===== Available data
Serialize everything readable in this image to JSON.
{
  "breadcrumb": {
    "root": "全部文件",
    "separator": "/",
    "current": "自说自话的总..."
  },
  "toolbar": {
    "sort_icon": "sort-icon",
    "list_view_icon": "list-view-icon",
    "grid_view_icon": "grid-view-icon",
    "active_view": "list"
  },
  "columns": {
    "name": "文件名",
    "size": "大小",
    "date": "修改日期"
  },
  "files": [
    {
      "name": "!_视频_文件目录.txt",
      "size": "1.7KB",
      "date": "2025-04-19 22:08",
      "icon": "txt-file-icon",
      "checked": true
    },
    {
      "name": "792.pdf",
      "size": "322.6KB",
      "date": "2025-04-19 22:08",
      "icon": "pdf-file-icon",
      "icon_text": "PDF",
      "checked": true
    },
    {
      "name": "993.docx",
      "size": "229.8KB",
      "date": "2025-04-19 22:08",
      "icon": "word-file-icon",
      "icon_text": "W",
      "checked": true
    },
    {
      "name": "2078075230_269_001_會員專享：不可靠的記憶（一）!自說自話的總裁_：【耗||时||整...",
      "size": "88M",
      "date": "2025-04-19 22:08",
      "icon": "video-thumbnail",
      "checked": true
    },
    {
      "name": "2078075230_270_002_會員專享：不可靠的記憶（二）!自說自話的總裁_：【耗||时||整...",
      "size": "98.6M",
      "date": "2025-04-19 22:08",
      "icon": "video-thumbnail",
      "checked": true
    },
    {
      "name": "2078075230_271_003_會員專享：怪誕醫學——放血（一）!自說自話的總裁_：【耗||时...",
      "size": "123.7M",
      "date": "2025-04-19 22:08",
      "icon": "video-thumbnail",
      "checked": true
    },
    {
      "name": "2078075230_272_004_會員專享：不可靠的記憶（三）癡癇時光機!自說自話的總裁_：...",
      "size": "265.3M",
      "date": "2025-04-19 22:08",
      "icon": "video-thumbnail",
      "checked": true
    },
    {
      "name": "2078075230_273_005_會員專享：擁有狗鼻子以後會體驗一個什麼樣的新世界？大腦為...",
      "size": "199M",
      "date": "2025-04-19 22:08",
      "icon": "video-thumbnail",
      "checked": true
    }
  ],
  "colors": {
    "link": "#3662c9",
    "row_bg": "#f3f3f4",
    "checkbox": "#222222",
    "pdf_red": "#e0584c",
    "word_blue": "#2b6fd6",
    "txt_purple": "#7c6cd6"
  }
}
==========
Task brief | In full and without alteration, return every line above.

Reply to the exercise |
Serialize everything readable in this image to JSON.
{
  "breadcrumb": {
    "root": "全部文件",
    "separator": "/",
    "current": "自说自话的总..."
  },
  "toolbar": {
    "sort_icon": "sort-icon",
    "list_view_icon": "list-view-icon",
    "grid_view_icon": "grid-view-icon",
    "active_view": "list"
  },
  "columns": {
    "name": "文件名",
    "size": "大小",
    "date": "修改日期"
  },
  "files": [
    {
      "name": "!_视频_文件目录.txt",
      "size": "1.7KB",
      "date": "2025-04-19 22:08",
      "icon": "txt-file-icon",
      "checked": true
    },
    {
      "name": "792.pdf",
      "size": "322.6KB",
      "date": "2025-04-19 22:08",
      "icon": "pdf-file-icon",
      "icon_text": "PDF",
      "checked": true
    },
    {
      "name": "993.docx",
      "size": "229.8KB",
      "date": "2025-04-19 22:08",
      "icon": "word-file-icon",
      "icon_text": "W",
      "checked": true
    },
    {
      "name": "2078075230_269_001_會員專享：不可靠的記憶（一）!自說自話的總裁_：【耗||时||整...",
      "size": "88M",
      "date": "2025-04-19 22:08",
      "icon": "video-thumbnail",
      "checked": true
    },
    {
      "name": "2078075230_270_002_會員專享：不可靠的記憶（二）!自說自話的總裁_：【耗||时||整...",
      "size": "98.6M",
      "date": "2025-04-19 22:08",
      "icon": "video-thumbnail",
      "checked": true
    },
    {
      "name": "2078075230_271_003_會員專享：怪誕醫學——放血（一）!自說自話的總裁_：【耗||时...",
      "size": "123.7M",
      "date": "2025-04-19 22:08",
      "icon": "video-thumbnail",
      "checked": true
    },
    {
      "name": "2078075230_272_004_會員專享：不可靠的記憶（三）癡癇時光機!自說自話的總裁_：...",
      "size": "265.3M",
      "date": "2025-04-19 22:08",
      "icon": "video-thumbnail",
      "checked": true
    },
    {
      "name": "2078075230_273_005_會員專享：擁有狗鼻子以後會體驗一個什麼樣的新世界？大腦為...",
      "size": "199M",
      "date": "2025-04-19 22:08",
      "icon": "video-thumbnail",
      "checked": true
    }
  ],
  "colors": {
    "link": "#3662c9",
    "row_bg": "#f3f3f4",
    "checkbox": "#222222",
    "pdf_red": "#e0584c",
    "word_blue": "#2b6fd6",
    "txt_purple": "#7c6cd6"
  }
}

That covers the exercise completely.